Task description:
Find and return every line of the data that contains the word "image".

### Information provided ###

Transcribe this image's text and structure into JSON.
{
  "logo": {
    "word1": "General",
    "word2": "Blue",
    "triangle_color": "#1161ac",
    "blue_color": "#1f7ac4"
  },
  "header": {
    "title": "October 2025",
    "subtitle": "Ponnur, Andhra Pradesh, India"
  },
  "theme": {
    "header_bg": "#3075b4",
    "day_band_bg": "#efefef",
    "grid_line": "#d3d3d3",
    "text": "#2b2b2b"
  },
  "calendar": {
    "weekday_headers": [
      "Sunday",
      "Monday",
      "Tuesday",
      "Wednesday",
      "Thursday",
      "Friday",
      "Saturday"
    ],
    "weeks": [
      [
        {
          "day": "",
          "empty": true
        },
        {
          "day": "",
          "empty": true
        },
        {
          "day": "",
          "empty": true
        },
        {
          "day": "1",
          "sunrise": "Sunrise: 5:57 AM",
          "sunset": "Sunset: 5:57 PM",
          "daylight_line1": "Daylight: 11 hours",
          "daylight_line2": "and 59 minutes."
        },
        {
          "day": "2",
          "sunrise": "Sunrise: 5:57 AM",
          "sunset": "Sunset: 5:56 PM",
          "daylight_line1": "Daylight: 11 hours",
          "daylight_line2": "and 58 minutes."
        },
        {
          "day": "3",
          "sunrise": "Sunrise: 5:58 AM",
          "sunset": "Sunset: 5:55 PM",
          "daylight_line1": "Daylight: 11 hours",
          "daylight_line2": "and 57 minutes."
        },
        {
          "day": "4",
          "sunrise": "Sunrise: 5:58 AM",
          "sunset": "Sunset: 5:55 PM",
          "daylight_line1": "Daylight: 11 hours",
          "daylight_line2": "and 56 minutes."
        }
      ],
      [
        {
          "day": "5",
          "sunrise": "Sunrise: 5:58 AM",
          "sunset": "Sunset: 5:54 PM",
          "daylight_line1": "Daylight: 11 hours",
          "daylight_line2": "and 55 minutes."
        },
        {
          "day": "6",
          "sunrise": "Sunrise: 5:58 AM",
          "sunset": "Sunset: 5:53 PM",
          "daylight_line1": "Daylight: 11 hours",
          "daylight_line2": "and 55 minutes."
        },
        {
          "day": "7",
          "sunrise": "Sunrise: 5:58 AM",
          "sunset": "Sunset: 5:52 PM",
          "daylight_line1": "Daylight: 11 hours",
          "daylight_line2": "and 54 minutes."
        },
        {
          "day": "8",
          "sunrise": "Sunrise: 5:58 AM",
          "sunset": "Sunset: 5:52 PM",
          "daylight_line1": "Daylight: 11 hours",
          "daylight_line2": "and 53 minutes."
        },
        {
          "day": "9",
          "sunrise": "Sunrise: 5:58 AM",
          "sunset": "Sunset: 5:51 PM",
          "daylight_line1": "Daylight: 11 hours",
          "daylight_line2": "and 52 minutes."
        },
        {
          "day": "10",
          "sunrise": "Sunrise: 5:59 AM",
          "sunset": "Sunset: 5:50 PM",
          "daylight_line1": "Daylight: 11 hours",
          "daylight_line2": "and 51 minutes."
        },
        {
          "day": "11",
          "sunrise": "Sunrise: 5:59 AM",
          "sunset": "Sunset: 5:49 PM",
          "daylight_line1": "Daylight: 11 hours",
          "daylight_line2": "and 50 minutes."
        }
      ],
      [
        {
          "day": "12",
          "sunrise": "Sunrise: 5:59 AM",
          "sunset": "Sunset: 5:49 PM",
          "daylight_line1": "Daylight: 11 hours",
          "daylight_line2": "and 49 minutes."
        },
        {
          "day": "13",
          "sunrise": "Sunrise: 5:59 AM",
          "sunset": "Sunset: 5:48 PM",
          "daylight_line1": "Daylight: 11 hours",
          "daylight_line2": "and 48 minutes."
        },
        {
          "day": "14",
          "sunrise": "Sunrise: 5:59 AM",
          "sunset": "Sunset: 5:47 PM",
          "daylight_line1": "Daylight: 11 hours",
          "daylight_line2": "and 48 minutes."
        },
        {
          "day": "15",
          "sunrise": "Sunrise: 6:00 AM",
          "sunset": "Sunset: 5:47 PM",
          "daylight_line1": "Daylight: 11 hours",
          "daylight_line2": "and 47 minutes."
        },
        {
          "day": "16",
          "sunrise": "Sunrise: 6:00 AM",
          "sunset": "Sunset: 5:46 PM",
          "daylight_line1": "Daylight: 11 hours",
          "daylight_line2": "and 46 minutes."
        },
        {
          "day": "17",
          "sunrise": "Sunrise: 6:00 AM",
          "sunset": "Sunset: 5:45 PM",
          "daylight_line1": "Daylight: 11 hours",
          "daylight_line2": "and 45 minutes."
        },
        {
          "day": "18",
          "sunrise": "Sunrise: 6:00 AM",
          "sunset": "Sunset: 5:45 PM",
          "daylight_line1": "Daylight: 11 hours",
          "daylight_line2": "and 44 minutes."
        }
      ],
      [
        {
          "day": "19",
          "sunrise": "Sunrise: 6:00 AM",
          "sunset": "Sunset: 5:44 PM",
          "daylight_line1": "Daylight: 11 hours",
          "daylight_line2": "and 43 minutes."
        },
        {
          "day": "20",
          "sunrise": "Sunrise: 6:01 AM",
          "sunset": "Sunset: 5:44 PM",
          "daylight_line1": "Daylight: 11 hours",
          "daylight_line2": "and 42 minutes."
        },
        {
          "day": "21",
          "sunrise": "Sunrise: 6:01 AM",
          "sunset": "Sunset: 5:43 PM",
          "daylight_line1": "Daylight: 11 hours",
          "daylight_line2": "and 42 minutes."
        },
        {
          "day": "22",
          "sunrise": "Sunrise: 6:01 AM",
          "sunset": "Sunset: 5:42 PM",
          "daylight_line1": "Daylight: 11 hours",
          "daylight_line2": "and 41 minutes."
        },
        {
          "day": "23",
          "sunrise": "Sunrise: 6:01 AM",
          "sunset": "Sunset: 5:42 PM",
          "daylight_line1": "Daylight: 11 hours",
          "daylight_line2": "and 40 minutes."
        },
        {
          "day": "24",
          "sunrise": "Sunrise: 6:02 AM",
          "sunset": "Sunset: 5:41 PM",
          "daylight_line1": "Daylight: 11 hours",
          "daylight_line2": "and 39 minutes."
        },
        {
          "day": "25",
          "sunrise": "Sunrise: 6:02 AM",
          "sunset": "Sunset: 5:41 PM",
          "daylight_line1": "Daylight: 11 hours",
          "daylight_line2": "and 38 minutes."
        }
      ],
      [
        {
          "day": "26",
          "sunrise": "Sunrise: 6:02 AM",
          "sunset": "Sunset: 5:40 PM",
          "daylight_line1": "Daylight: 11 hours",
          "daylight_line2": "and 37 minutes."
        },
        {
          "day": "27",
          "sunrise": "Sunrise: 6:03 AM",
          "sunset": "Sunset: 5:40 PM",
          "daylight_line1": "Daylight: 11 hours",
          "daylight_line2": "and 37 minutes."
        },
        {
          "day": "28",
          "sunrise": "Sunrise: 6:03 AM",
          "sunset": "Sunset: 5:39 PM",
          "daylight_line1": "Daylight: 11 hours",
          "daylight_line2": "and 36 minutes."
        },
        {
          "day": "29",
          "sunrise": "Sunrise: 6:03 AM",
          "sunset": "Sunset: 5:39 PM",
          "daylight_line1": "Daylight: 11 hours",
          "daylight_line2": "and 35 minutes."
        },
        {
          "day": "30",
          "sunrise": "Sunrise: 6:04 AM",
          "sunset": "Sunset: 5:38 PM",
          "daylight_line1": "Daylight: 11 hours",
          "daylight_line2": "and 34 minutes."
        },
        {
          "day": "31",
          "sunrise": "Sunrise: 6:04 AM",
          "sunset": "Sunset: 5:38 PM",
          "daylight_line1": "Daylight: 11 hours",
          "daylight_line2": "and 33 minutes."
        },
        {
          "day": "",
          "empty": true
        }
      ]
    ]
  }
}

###
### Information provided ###

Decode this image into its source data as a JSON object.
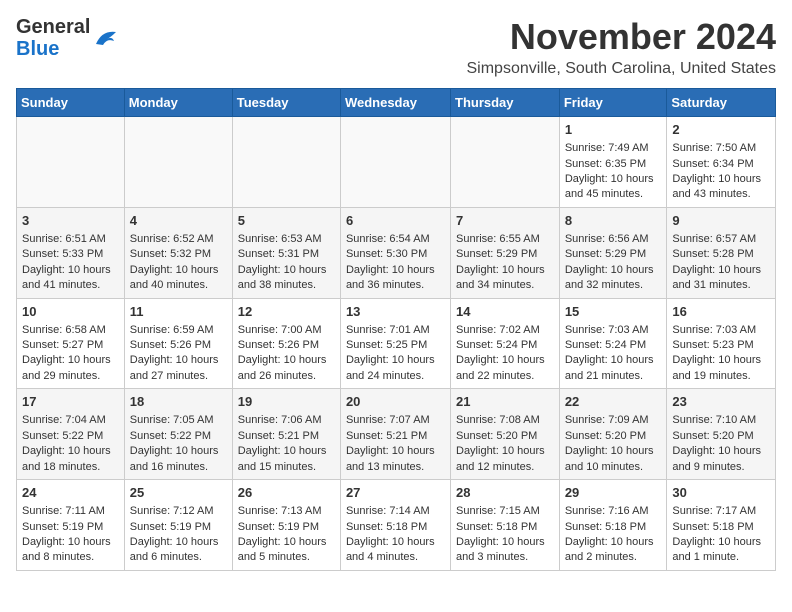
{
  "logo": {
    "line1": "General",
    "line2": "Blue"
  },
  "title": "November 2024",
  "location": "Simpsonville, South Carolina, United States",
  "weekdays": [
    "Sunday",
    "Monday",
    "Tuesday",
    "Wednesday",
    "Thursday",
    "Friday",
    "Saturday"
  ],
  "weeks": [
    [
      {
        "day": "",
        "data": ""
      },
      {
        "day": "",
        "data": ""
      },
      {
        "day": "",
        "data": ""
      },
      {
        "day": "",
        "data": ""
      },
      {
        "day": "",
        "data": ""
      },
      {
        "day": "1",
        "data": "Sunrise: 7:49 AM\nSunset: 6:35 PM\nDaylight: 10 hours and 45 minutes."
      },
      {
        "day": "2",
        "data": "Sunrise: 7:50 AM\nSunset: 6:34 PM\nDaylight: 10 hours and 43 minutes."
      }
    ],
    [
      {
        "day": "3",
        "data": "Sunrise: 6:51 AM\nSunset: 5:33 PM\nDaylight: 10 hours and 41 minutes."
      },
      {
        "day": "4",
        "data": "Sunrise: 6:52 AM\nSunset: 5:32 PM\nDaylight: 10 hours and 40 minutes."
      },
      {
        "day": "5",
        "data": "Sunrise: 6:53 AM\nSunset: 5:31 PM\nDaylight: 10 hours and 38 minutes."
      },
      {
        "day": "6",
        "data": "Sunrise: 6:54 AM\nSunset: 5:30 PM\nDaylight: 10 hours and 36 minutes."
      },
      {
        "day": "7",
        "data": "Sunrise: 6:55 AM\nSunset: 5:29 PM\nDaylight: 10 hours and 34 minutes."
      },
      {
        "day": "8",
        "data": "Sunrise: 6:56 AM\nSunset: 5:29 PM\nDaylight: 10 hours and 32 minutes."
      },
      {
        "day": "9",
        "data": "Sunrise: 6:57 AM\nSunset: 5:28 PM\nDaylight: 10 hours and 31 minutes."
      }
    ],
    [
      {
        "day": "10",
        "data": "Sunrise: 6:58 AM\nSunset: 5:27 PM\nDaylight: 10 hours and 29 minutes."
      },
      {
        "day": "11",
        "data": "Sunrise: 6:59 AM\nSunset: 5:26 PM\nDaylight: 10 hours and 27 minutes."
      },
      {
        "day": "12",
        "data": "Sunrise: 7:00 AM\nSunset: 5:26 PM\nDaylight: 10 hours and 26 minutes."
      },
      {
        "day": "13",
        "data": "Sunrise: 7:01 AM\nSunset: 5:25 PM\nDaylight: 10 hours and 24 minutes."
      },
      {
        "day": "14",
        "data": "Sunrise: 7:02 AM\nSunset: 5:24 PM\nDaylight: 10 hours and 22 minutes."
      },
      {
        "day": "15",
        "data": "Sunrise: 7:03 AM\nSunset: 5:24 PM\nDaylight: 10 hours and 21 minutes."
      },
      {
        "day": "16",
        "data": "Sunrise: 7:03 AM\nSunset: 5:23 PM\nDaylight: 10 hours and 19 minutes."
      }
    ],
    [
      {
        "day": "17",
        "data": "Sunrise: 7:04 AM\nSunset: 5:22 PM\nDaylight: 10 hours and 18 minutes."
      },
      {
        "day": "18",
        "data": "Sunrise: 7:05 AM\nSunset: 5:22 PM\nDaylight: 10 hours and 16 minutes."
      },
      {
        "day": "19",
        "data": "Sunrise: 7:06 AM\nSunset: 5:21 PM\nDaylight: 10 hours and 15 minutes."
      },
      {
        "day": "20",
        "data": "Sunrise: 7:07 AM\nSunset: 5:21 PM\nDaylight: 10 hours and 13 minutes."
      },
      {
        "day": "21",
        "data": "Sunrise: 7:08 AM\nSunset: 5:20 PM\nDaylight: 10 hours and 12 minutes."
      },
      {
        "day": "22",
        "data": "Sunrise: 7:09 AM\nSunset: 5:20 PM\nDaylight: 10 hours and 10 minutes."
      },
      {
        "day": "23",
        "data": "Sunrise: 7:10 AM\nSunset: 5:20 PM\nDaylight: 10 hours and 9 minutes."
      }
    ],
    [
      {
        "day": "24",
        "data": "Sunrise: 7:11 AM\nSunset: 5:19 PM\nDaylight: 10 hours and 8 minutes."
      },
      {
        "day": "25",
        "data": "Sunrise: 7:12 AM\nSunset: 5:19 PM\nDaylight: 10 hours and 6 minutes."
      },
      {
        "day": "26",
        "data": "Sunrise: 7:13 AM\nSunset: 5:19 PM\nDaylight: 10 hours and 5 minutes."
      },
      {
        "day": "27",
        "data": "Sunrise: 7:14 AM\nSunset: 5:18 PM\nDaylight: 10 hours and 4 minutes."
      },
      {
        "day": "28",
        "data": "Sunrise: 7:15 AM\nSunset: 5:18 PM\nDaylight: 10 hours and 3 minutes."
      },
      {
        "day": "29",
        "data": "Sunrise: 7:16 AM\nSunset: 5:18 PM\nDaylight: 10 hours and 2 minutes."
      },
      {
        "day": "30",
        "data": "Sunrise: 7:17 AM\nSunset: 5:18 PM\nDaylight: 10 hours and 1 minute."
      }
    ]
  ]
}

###

Response to this exercise:
Transcribe this image's text and structure into JSON.
Decode this image into its source data as a JSON object.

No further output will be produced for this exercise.